Problem requirements - State how many lines in the listing below contain the word "press", and write nothing else.
/---
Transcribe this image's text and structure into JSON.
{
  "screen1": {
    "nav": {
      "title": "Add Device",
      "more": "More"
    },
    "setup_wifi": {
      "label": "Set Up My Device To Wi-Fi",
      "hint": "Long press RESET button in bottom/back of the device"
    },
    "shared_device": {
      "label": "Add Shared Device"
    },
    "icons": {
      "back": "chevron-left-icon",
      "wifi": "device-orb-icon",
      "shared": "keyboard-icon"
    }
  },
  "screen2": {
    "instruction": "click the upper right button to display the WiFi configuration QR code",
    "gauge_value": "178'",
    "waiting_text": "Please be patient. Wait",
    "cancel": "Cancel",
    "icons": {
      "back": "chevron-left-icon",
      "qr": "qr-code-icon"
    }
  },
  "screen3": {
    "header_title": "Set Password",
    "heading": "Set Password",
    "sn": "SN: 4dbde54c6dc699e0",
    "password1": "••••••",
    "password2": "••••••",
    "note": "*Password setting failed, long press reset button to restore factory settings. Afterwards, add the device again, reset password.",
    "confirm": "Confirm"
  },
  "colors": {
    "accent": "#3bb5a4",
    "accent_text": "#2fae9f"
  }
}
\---
Output of the task - 2